- In many cases, an affirmative defense presents an opportunity for evidence to be presented to the jury that would normally be considered inadmissible. For example, this kind of defense may allow the prosecution to present evidence of similar things the defendant may have done in the past.
- If the defense presents an affirmative defense argument, the court may shift the burden of proof onto the defense. Even if the defense is not required to prove the argument, the jury might reject it unless there is evidence to support it. It is common for jurors to conclude that the defendant is essentially admitting that he or she committed the crime and is now seeking an excuse. To counteract this, the defense will have to make a very compelling argument.

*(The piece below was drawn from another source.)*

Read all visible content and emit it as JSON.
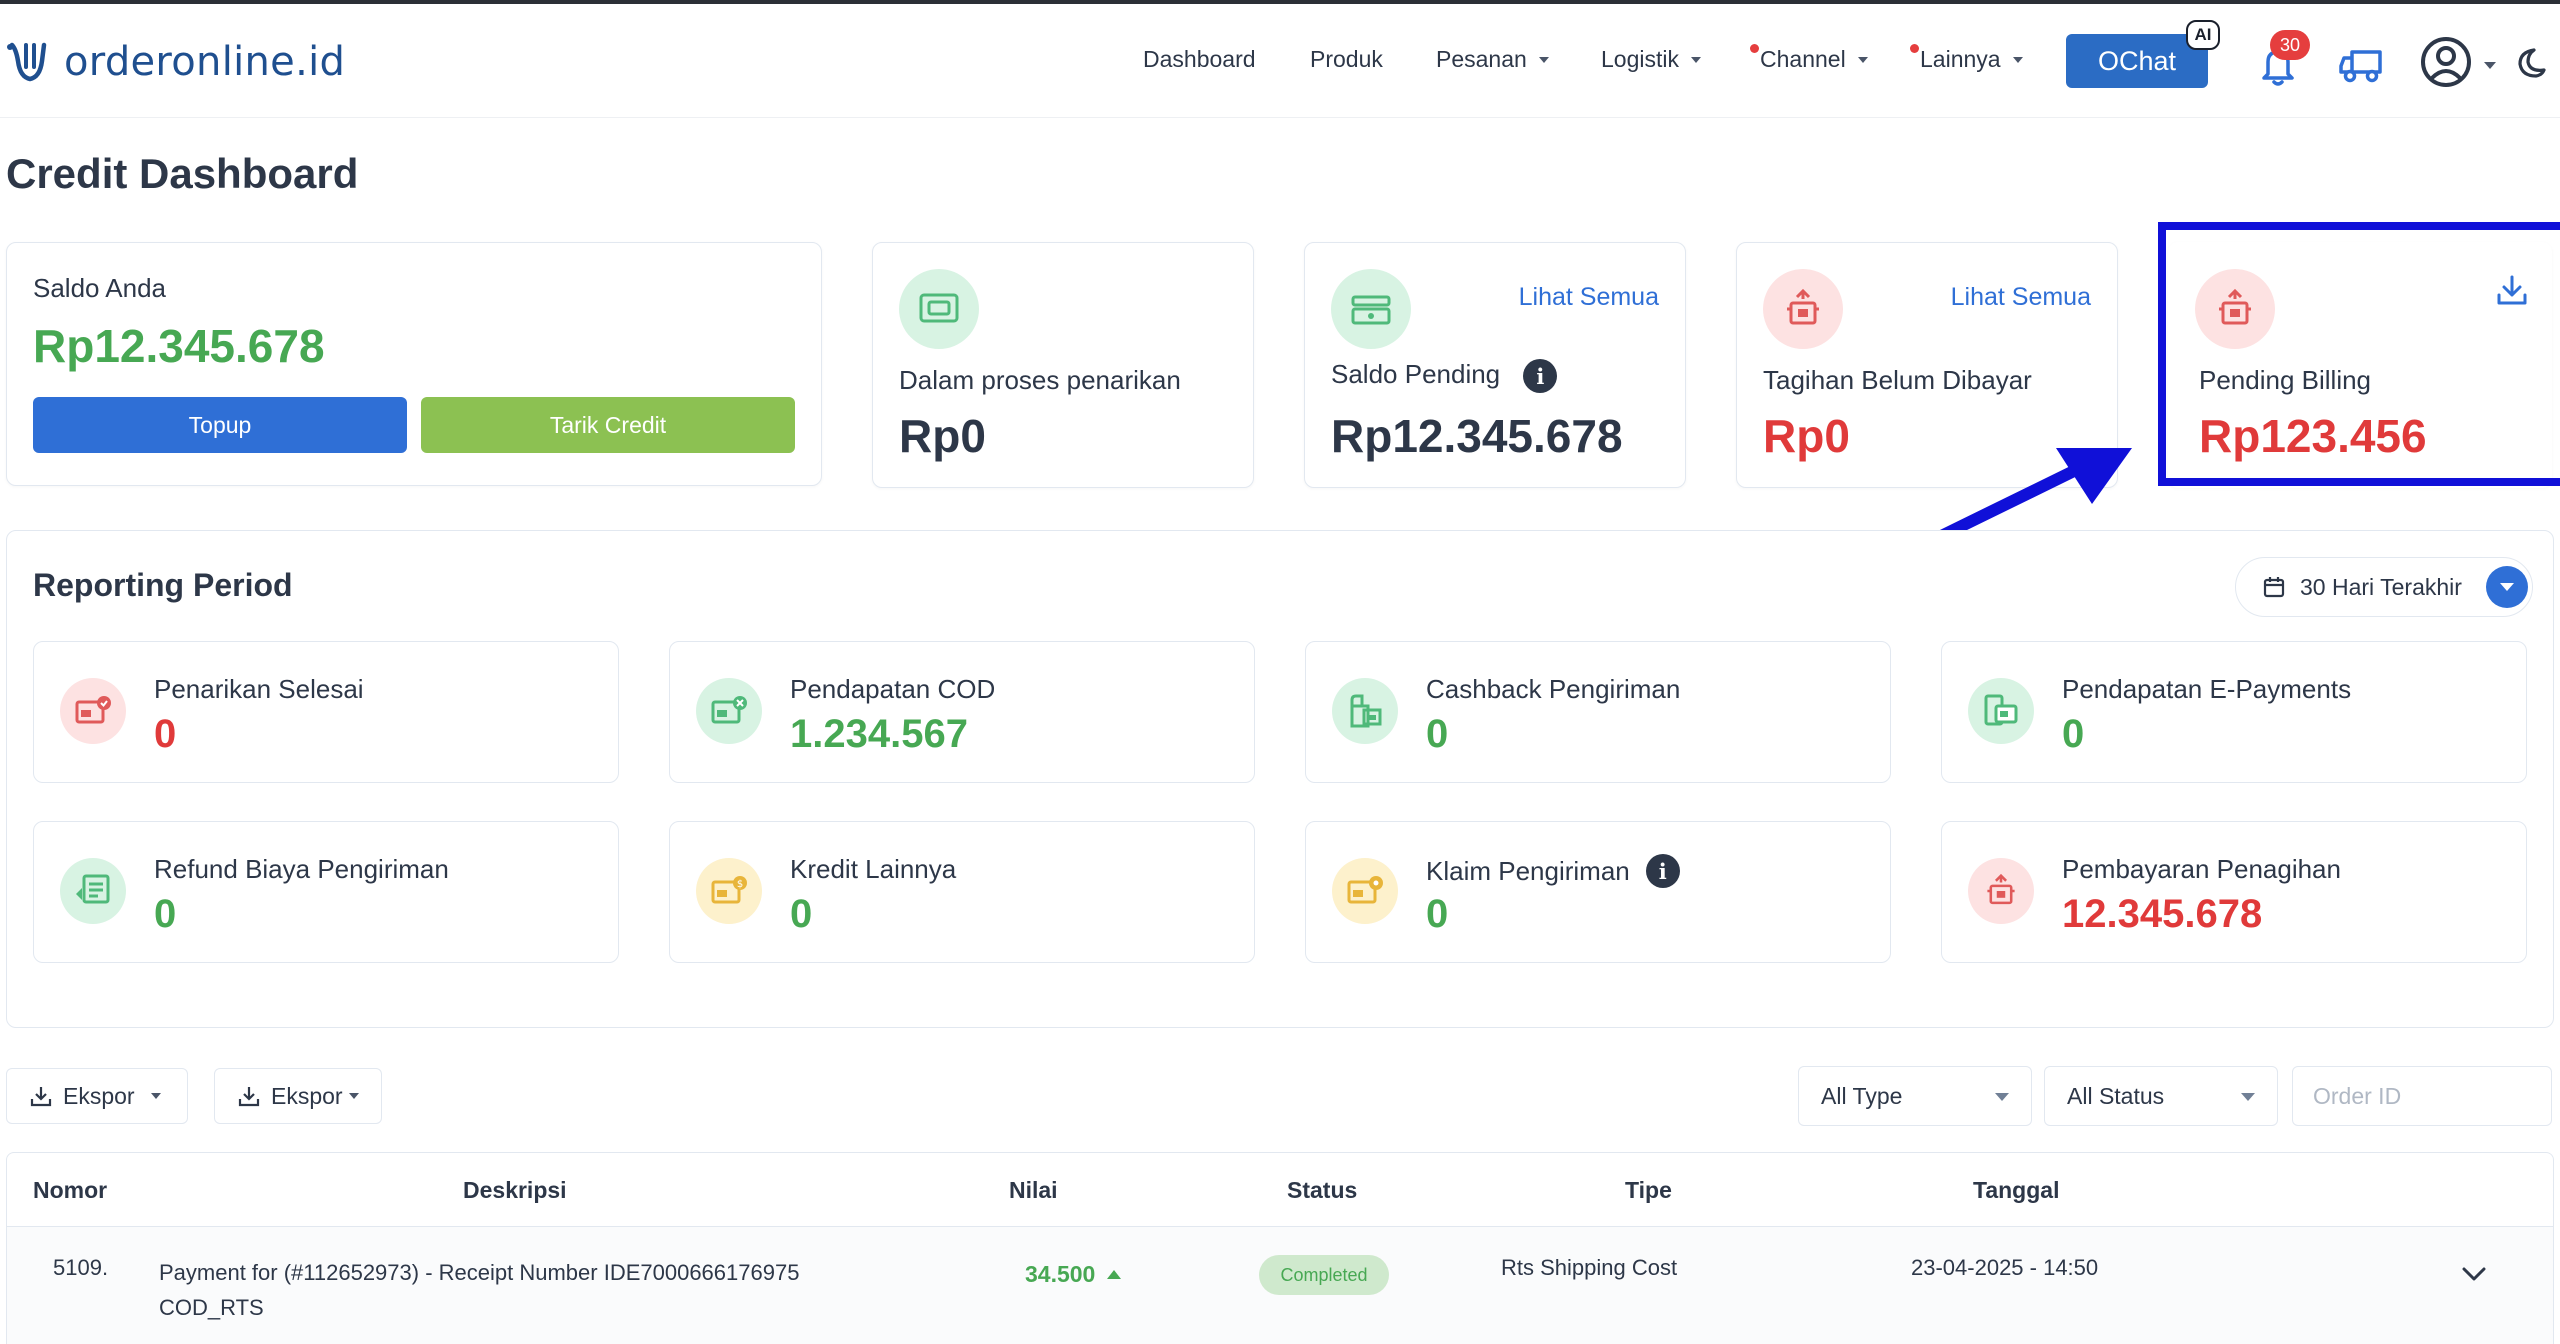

A common defense argument is an alibi. An alibi is evidence that the defendant was in another location than the scene of the crime at the time the criminal act took place. In many cases, an alibi does not help the defendant. In many cases, defendants wish to use friends or family members to provide an alibi. Jurors are likely to consider these witnesses as biased and may not believe the witness’ testimony.
As with an affirmative defense, an alibi opens the door for the court to shift the burden of proof to the defense. In other words, testimony alone may not be enough to persuade a jury that an alibi is legitimate. The defense may need to provide concrete evidence, such as surveillance camera footage of the defendant eating at a restaurant, for example.
Seeking Legal Counsel
If you have been charged with a crime, you may want to seek legal counsel from New Jersey federal defense attorneys. To arrange for a confidential appointment with a New Jersey federal criminal defense lawyer, please call the office of Tim Anderson at 732-212-2812.